” For optimal training performance, muscle glycogen stores must be replenished on a daily basis. ” (from PubMed.com)
For most athletes, an endurance event is 90 minutes or longer and usually at 75% effort where glycogen stores are used up gradually. Increase the intensity, and the stores can be depleted more quickly which also means, you need more sugar usually while training or racing. I know from working with clients, working with some professional athletes and also looking at what top pro athletes do in racing, they are not consuming more than 200 calories per hour during their events. Yes, there are a few who still suggest you need 400+ calories per hour, but most of my clients have found that 200-250 calories is what works for them, and some it is closer to 150 per hour with a focus on electrolyte replacement rather than carbohydrate intake. If you take in more sugars, you will get more GI distress. If you burn sugars in your daily regiment, you need to take in more sugars during training and racing. If you balance the blood sugars with balanced meals, your body uses more of those fat stores and your need for sugars drops significantly. Then you do not need as many sugars while training or racing since your body is using your own fat stores for energy! It really does work.
I used to take in some 200+ calories per hour on the bike, then added a Clif bar or something similar. So I probably took in some 350+ calories per hour on the bike.
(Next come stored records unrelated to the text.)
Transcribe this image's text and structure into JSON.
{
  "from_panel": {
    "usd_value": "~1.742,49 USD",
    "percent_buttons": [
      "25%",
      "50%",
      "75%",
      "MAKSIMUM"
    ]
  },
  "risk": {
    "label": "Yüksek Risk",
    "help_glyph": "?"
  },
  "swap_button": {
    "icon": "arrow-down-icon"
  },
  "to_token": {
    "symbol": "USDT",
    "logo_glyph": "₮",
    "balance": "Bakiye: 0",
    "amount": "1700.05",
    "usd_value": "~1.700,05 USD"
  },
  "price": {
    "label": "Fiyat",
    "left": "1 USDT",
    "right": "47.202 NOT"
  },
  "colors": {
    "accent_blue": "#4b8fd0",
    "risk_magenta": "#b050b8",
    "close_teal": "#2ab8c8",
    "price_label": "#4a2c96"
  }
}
Wow, that is a lot!. (no wonder now why I was never that lean even when doing Ironman distance training and racing!) As I have optimized my body’s ability to use my fat stores for energy, my intake while riding is now closer to 100-120 calories per hour and sometimes I wonder if I even took in that much! And I probably didn’t need all those carbs I loaded up on the week before either! If I only knew 14 years ago what I know now…..
My clients now know what they need to eat and how much of which kind of carbohydrate. For many, wheat is bloating. I had one call me in a panic on Monday…”HELP! I feel so bloated!”. It was because they decided to drop the vegetables and increase the wheat/ carbs. Well, it backfired rather rapidly in this case – within a day. Had to remind them just to eat normally this week. your training is already lower than usual. Your glycogen stores will be plenty full with a regular meal plan without the bloating effect. I never carb load like I used to. Do you carb load? It might work against you more than you think. Just eat the way you normally eat. Don’t skip the carbohydrates, but don’t overload on them either!
For more information about balancing your blood sugar to optimize fat burning, or learning how to optimize your pre-race meals and race day nutrition, contact Joanna at Nutrition in Motion at 215-272-6774. Joanna Chodorowska is a sports nutrition coach and athlete. She works with athletes to incorporate more real food while optimizing recovery, race day performance and every day meals so you, the athlete can perform at your best come race day! She can also be found on Facebook, Twitter, Pinterest and LinkedIn